- EXERCISE DIRECTIONS: Take each line in the entries below that holds "true" and show it.

Saved data entries:
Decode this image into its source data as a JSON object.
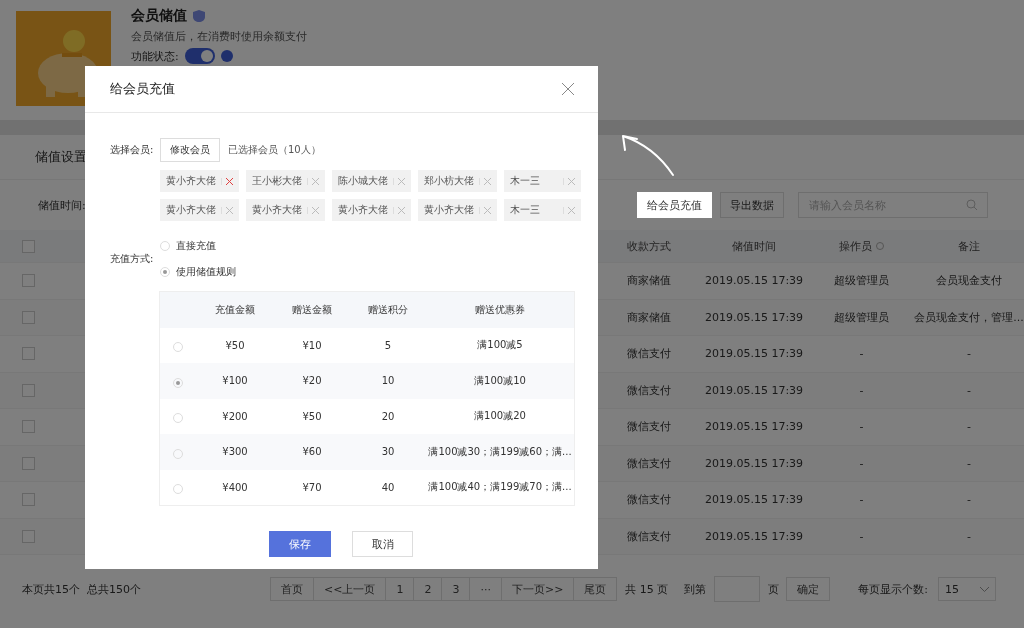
{
  "feature": {
    "title": "会员储值",
    "description": "会员储值后，在消费时使用余额支付",
    "status_label": "功能状态:",
    "enabled": true
  },
  "section_title": "储值设置",
  "filter": {
    "label": "储值时间:"
  },
  "toolbar": {
    "buttons": [
      {
        "label": "给会员充值",
        "highlighted": true
      },
      {
        "label": "导出数据",
        "highlighted": false
      }
    ],
    "search_placeholder": "请输入会员名称"
  },
  "table": {
    "select_all_checked": false,
    "columns": [
      {
        "label": "收款方式",
        "info": false
      },
      {
        "label": "储值时间",
        "info": false
      },
      {
        "label": "操作员",
        "info": true
      },
      {
        "label": "备注",
        "info": false
      }
    ],
    "rows": [
      {
        "checked": false,
        "cells": [
          "商家储值",
          "2019.05.15  17:39",
          "超级管理员",
          "会员现金支付"
        ]
      },
      {
        "checked": false,
        "cells": [
          "商家储值",
          "2019.05.15  17:39",
          "超级管理员",
          "会员现金支付，管理..."
        ]
      },
      {
        "checked": false,
        "cells": [
          "微信支付",
          "2019.05.15  17:39",
          "-",
          "-"
        ]
      },
      {
        "checked": false,
        "cells": [
          "微信支付",
          "2019.05.15  17:39",
          "-",
          "-"
        ]
      },
      {
        "checked": false,
        "cells": [
          "微信支付",
          "2019.05.15  17:39",
          "-",
          "-"
        ]
      },
      {
        "checked": false,
        "cells": [
          "微信支付",
          "2019.05.15  17:39",
          "-",
          "-"
        ]
      },
      {
        "checked": false,
        "cells": [
          "微信支付",
          "2019.05.15  17:39",
          "-",
          "-"
        ]
      },
      {
        "checked": false,
        "cells": [
          "微信支付",
          "2019.05.15  17:39",
          "-",
          "-"
        ]
      }
    ]
  },
  "footer": {
    "summary": "本页共15个  总共150个",
    "pages": [
      {
        "label": "首页",
        "selected": false
      },
      {
        "label": "<<上一页",
        "selected": false
      },
      {
        "label": "1",
        "selected": false
      },
      {
        "label": "2",
        "selected": false
      },
      {
        "label": "3",
        "selected": false
      },
      {
        "label": "···",
        "selected": false
      },
      {
        "label": "下一页>>",
        "selected": false
      },
      {
        "label": "尾页",
        "selected": false
      }
    ],
    "total": "共 15 页",
    "goto_label": "到第",
    "goto_unit": "页",
    "confirm": "确定",
    "page_size_label": "每页显示个数:",
    "page_size": "15"
  },
  "dialog": {
    "title": "给会员充值",
    "member_label": "选择会员:",
    "edit_button": "修改会员",
    "selected_count": "已选择会员（10人）",
    "members": [
      {
        "name": "黄小齐大佬",
        "active": true
      },
      {
        "name": "王小彬大佬",
        "active": false
      },
      {
        "name": "陈小城大佬",
        "active": false
      },
      {
        "name": "郑小枋大佬",
        "active": false
      },
      {
        "name": "木一三",
        "active": false
      },
      {
        "name": "黄小齐大佬",
        "active": false
      },
      {
        "name": "黄小齐大佬",
        "active": false
      },
      {
        "name": "黄小齐大佬",
        "active": false
      },
      {
        "name": "黄小齐大佬",
        "active": false
      },
      {
        "name": "木一三",
        "active": false
      }
    ],
    "method_label": "充值方式:",
    "methods": [
      {
        "label": "直接充值",
        "selected": false
      },
      {
        "label": "使用储值规则",
        "selected": true
      }
    ],
    "rules": {
      "columns": [
        "充值金额",
        "赠送金额",
        "赠送积分",
        "赠送优惠券"
      ],
      "rows": [
        {
          "selected": false,
          "cells": [
            "¥50",
            "¥10",
            "5",
            "满100减5"
          ]
        },
        {
          "selected": true,
          "cells": [
            "¥100",
            "¥20",
            "10",
            "满100减10"
          ]
        },
        {
          "selected": false,
          "cells": [
            "¥200",
            "¥50",
            "20",
            "满100减20"
          ]
        },
        {
          "selected": false,
          "cells": [
            "¥300",
            "¥60",
            "30",
            "满100减30；满199减60；满..."
          ]
        },
        {
          "selected": false,
          "cells": [
            "¥400",
            "¥70",
            "40",
            "满100减40；满199减70；满..."
          ]
        }
      ]
    },
    "save": "保存",
    "cancel": "取消"
  }
}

- PROBLEM SOLUTION:
    "enabled": true
        "highlighted": true
        "info": true
        "active": true
        "selected": true
          "selected": true,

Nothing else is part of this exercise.